Follow
•
4

Add comment

More

Report

Steve S. answered • 03/10/14

Tutor

5
(3)
Tutoring in Precalculus, Trig, and Differential Calculus

"A stone dropped into a still pond sends out a circular ripple whose radius increases at a constant rate of 4ft/s."

=> dr/dt = +4 ft/s

Taking the antiderivative: r(t) = 4 t + C, r(0) = 0 = C,

so r(t) = 4 t.

"How rapidly is the area enclosed by the ripple increasing at the end of 12s?"

=> What is dA/dt at 12 s where A(t) = pi (r(t))^2 ?

A(t) = pi (r(t))^2 is the familiar formula for the area of a circle, A = pi r^2, with A and r treated as functions of time.

dA/dt = pi (2 r(t) dr/dt) using the chain rule.

At 12 s, dA/dt = 2*pi*r(12)*4 = 2*pi*4*12*4 = 384 pi ft^2

Stanton D. answered • 03/09/14

Tutor

4.6
(42)
Tutor to Pique Your Sciences Interest

So, Allison, the given data are: dr/dt = 4 (units of ft s^-1) . == equation 1

You also know an equation for the area of a circle: A = .pi. r^2 . == equation 2

So you can put these together: dA/dr = 2 .pi. r . (differentiation of equation 2 with respect to r) == equation 3

Multiply equation s 1 and 3 together: dA/dr dr/dt = 4 x 2 .pi.r = dA/dt = 8 .pi. r == equation 4

Since after 12 s the ripple will have r = 4 ft/s x 12 s = 48 ft,

then dA/dt at that time will have value 8 .pi. 48 = 384 .pi. ft^2/s (unless I've done my multiplication wrong).

By the way, you would also get the same result by considering the problem *geometrically* as the area covered by the ripple acting for a small amount of time at t=12 sec, when it has a circumference of 2 .pi. r = 96 .pi. ft. Then the small "slice" of circumference (annulus), unwrapped to make it straight, is length 96 .pi. ft, width 4 ft/s, or 384 .pi. ft^2/s.

Somewhat more interesting, perhaps, would be your finding if you tried to measure the speed of travel of a single crest of the ripple. You'd find it's travelling at 8 ft/s, or twice as fast as the ripple as a whole is moving! If you get interested in why, look up "deep water wave propagation".

Ben M. answered • 03/10/14

Tutor

New to Wyzant
Versatile Tutor: Math, Science, English, Fluent in Spanish

A'=?

dr=4

sec=s=12

r=4s

r=4(12)

r=4s

r=4(12)

r=48

A=πr^{2}A'=2πr•dr

A'=2π(48)(4)

A'=384π ft/sec

A=πr

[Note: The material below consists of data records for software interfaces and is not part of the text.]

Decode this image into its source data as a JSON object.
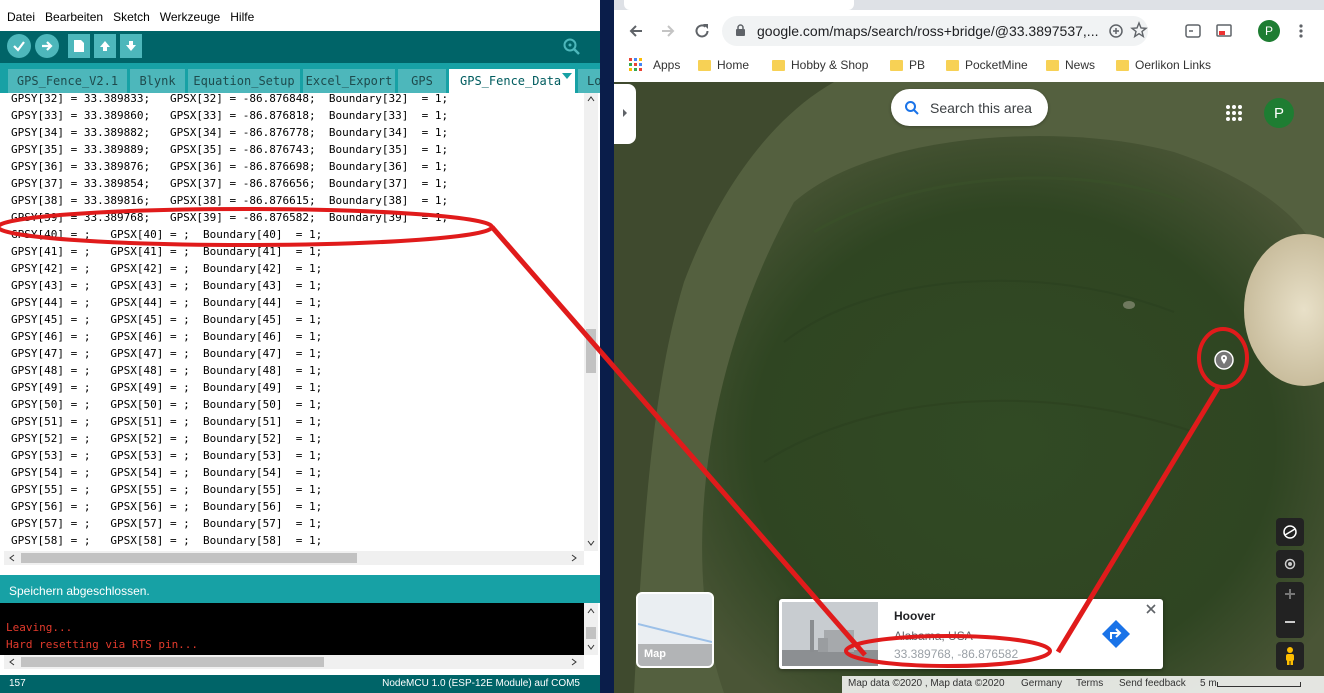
{
  "arduino": {
    "menu": [
      "Datei",
      "Bearbeiten",
      "Sketch",
      "Werkzeuge",
      "Hilfe"
    ],
    "tabs": [
      "GPS_Fence_V2.1",
      "Blynk",
      "Equation_Setup",
      "Excel_Export",
      "GPS",
      "GPS_Fence_Data",
      "Lo"
    ],
    "code_lines": [
      "GPSY[32] = 33.389833;   GPSX[32] = -86.876848;  Boundary[32]  = 1;",
      "GPSY[33] = 33.389860;   GPSX[33] = -86.876818;  Boundary[33]  = 1;",
      "GPSY[34] = 33.389882;   GPSX[34] = -86.876778;  Boundary[34]  = 1;",
      "GPSY[35] = 33.389889;   GPSX[35] = -86.876743;  Boundary[35]  = 1;",
      "GPSY[36] = 33.389876;   GPSX[36] = -86.876698;  Boundary[36]  = 1;",
      "GPSY[37] = 33.389854;   GPSX[37] = -86.876656;  Boundary[37]  = 1;",
      "GPSY[38] = 33.389816;   GPSX[38] = -86.876615;  Boundary[38]  = 1;",
      "GPSY[39] = 33.389768;   GPSX[39] = -86.876582;  Boundary[39]  = 1;",
      "GPSY[40] = ;   GPSX[40] = ;  Boundary[40]  = 1;",
      "GPSY[41] = ;   GPSX[41] = ;  Boundary[41]  = 1;",
      "GPSY[42] = ;   GPSX[42] = ;  Boundary[42]  = 1;",
      "GPSY[43] = ;   GPSX[43] = ;  Boundary[43]  = 1;",
      "GPSY[44] = ;   GPSX[44] = ;  Boundary[44]  = 1;",
      "GPSY[45] = ;   GPSX[45] = ;  Boundary[45]  = 1;",
      "GPSY[46] = ;   GPSX[46] = ;  Boundary[46]  = 1;",
      "GPSY[47] = ;   GPSX[47] = ;  Boundary[47]  = 1;",
      "GPSY[48] = ;   GPSX[48] = ;  Boundary[48]  = 1;",
      "GPSY[49] = ;   GPSX[49] = ;  Boundary[49]  = 1;",
      "GPSY[50] = ;   GPSX[50] = ;  Boundary[50]  = 1;",
      "GPSY[51] = ;   GPSX[51] = ;  Boundary[51]  = 1;",
      "GPSY[52] = ;   GPSX[52] = ;  Boundary[52]  = 1;",
      "GPSY[53] = ;   GPSX[53] = ;  Boundary[53]  = 1;",
      "GPSY[54] = ;   GPSX[54] = ;  Boundary[54]  = 1;",
      "GPSY[55] = ;   GPSX[55] = ;  Boundary[55]  = 1;",
      "GPSY[56] = ;   GPSX[56] = ;  Boundary[56]  = 1;",
      "GPSY[57] = ;   GPSX[57] = ;  Boundary[57]  = 1;",
      "GPSY[58] = ;   GPSX[58] = ;  Boundary[58]  = 1;"
    ],
    "status_text": "Speichern abgeschlossen.",
    "console_lines": [
      "Leaving...",
      "Hard resetting via RTS pin..."
    ],
    "line_number": "157",
    "board": "NodeMCU 1.0 (ESP-12E Module) auf COM5",
    "colors": {
      "toolbar": "#006468",
      "tabs": "#17a1a5",
      "console_text": "#e23a2c"
    }
  },
  "browser": {
    "url": "google.com/maps/search/ross+bridge/@33.3897537,...",
    "profile_initial": "P",
    "bookmarks": [
      "Apps",
      "Home",
      "Hobby & Shop",
      "PB",
      "PocketMine",
      "News",
      "Oerlikon Links"
    ]
  },
  "map": {
    "search_area_label": "Search this area",
    "profile_initial": "P",
    "layer_label": "Map",
    "place_name": "Hoover",
    "place_region": "Alabama, USA",
    "coordinates": "33.389768, -86.876582",
    "attribution": "Map data ©2020 , Map data ©2020",
    "footer_links": [
      "Germany",
      "Terms",
      "Send feedback"
    ],
    "scale": "5 m"
  },
  "annotation": {
    "color": "#e01b1b"
  }
}
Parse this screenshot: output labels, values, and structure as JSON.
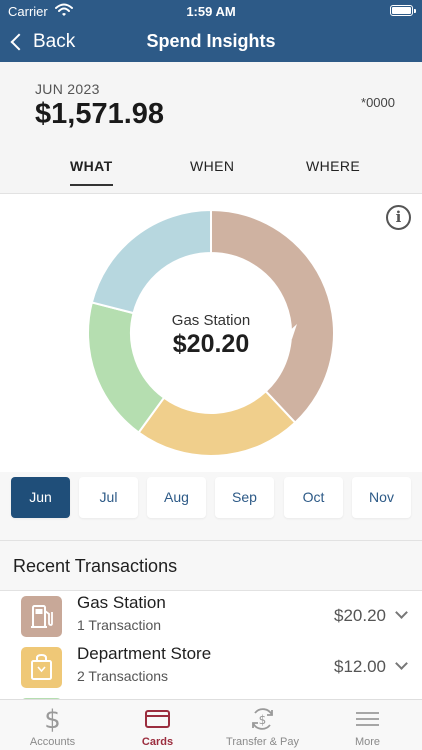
{
  "status_bar": {
    "carrier": "Carrier",
    "time": "1:59 AM"
  },
  "nav": {
    "back_label": "Back",
    "title": "Spend Insights"
  },
  "summary": {
    "period": "JUN 2023",
    "total": "$1,571.98",
    "account": "*0000"
  },
  "tabs": [
    {
      "label": "WHAT",
      "active": true
    },
    {
      "label": "WHEN",
      "active": false
    },
    {
      "label": "WHERE",
      "active": false
    }
  ],
  "chart_data": {
    "type": "pie",
    "donut": true,
    "segment_colors": [
      "#cfb2a1",
      "#f0cf8c",
      "#b5deb0",
      "#b7d7df"
    ],
    "segment_fractions": [
      0.38,
      0.22,
      0.19,
      0.21
    ],
    "center_label": "Gas Station",
    "center_value": "$20.20"
  },
  "months": [
    {
      "label": "Jun",
      "active": true
    },
    {
      "label": "Jul",
      "active": false
    },
    {
      "label": "Aug",
      "active": false
    },
    {
      "label": "Sep",
      "active": false
    },
    {
      "label": "Oct",
      "active": false
    },
    {
      "label": "Nov",
      "active": false
    }
  ],
  "recent": {
    "title": "Recent Transactions",
    "items": [
      {
        "name": "Gas Station",
        "count": "1 Transaction",
        "amount": "$20.20",
        "icon": "gas-pump-icon",
        "color": "#c8a898"
      },
      {
        "name": "Department Store",
        "count": "2 Transactions",
        "amount": "$12.00",
        "icon": "shopping-bag-icon",
        "color": "#efc877"
      },
      {
        "name": "",
        "count": "",
        "amount": "",
        "icon": "category-icon",
        "color": "#b5deb0"
      }
    ]
  },
  "tabbar": [
    {
      "label": "Accounts",
      "icon": "dollar-icon",
      "active": false
    },
    {
      "label": "Cards",
      "icon": "card-icon",
      "active": true
    },
    {
      "label": "Transfer & Pay",
      "icon": "transfer-icon",
      "active": false
    },
    {
      "label": "More",
      "icon": "menu-icon",
      "active": false
    }
  ],
  "colors": {
    "header": "#2d5a87",
    "accent": "#1f4e79",
    "active_tab": "#9b2d3e"
  }
}
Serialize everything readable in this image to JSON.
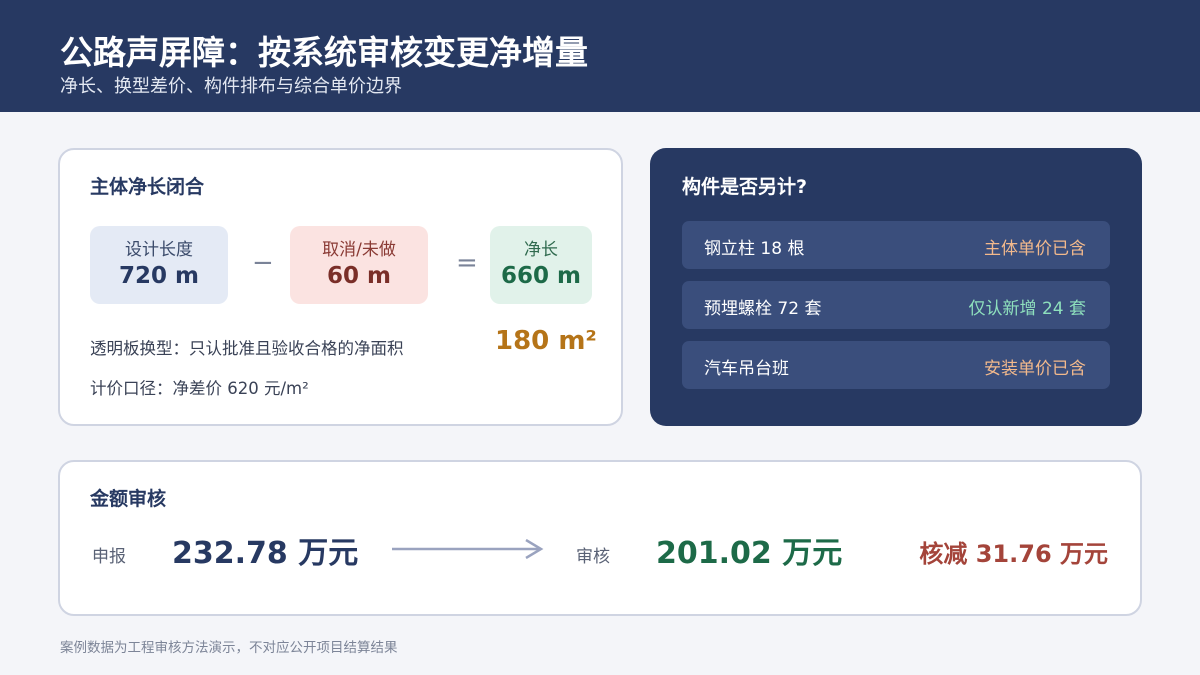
{
  "header": {
    "title": "公路声屏障：按系统审核变更净增量",
    "subtitle": "净长、换型差价、构件排布与综合单价边界"
  },
  "net_length": {
    "title": "主体净长闭合",
    "design": {
      "label": "设计长度",
      "value": "720 m"
    },
    "minus": "−",
    "cancel": {
      "label": "取消/未做",
      "value": "60 m"
    },
    "equals": "=",
    "net": {
      "label": "净长",
      "value": "660 m"
    },
    "note1": "透明板换型：只认批准且验收合格的净面积",
    "area": "180 m²",
    "note2": "计价口径：净差价 620 元/m²"
  },
  "components": {
    "title": "构件是否另计?",
    "items": [
      {
        "name": "钢立柱 18 根",
        "status": "主体单价已含",
        "color": "#f2b98c"
      },
      {
        "name": "预埋螺栓 72 套",
        "status": "仅认新增 24 套",
        "color": "#8ee0bd"
      },
      {
        "name": "汽车吊台班",
        "status": "安装单价已含",
        "color": "#f2b98c"
      }
    ]
  },
  "amount": {
    "title": "金额审核",
    "declared_label": "申报",
    "declared_value": "232.78 万元",
    "audited_label": "审核",
    "audited_value": "201.02 万元",
    "reduction": "核减 31.76 万元"
  },
  "footer": "案例数据为工程审核方法演示，不对应公开项目结算结果",
  "colors": {
    "header_bg": "#273962",
    "accent_orange": "#b57418",
    "accent_green": "#1d6a48",
    "accent_red": "#a4443a"
  }
}
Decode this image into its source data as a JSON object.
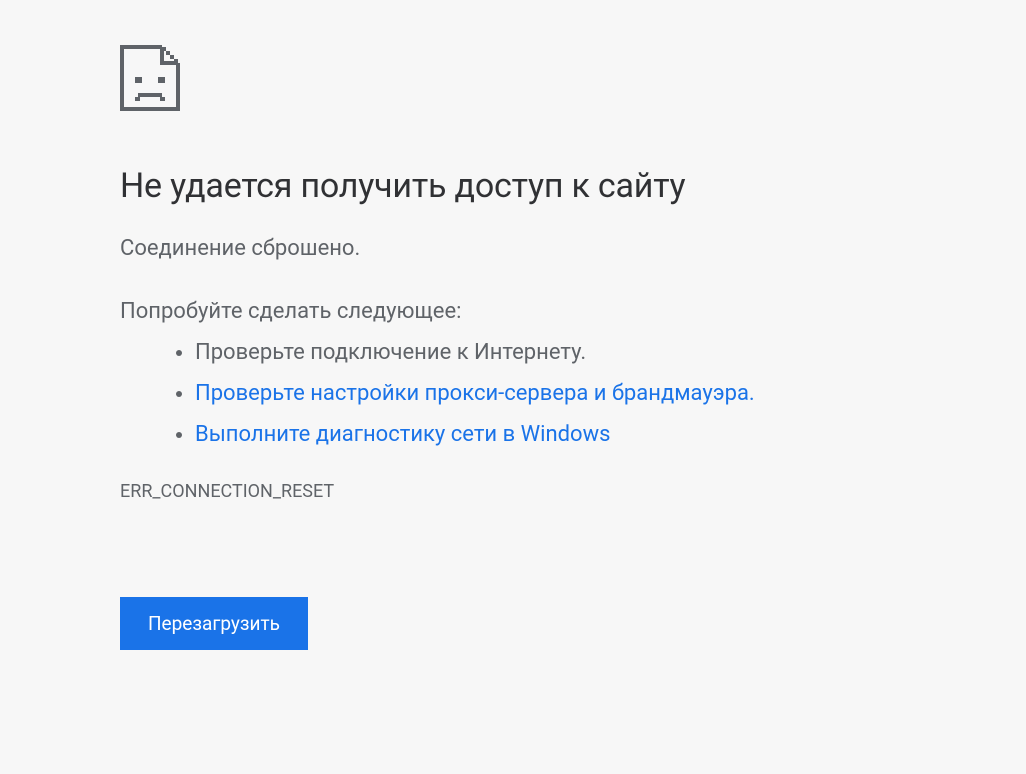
{
  "error": {
    "heading": "Не удается получить доступ к сайту",
    "subtitle": "Соединение сброшено.",
    "suggestions_intro": "Попробуйте сделать следующее:",
    "suggestions": [
      {
        "text": "Проверьте подключение к Интернету.",
        "is_link": false
      },
      {
        "text": "Проверьте настройки прокси-сервера и брандмауэра.",
        "is_link": true
      },
      {
        "text": "Выполните диагностику сети в Windows",
        "is_link": true
      }
    ],
    "error_code": "ERR_CONNECTION_RESET",
    "reload_button": "Перезагрузить"
  }
}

A'=2π(48)(4)

A'=384π ft/sec

Ask a question for free

Get a free answer to a quick problem.

Most questions answered within 4 hours.

Find an Online Tutor Now

Choose an expert and meet online. No packages or subscriptions, pay only for the time you need.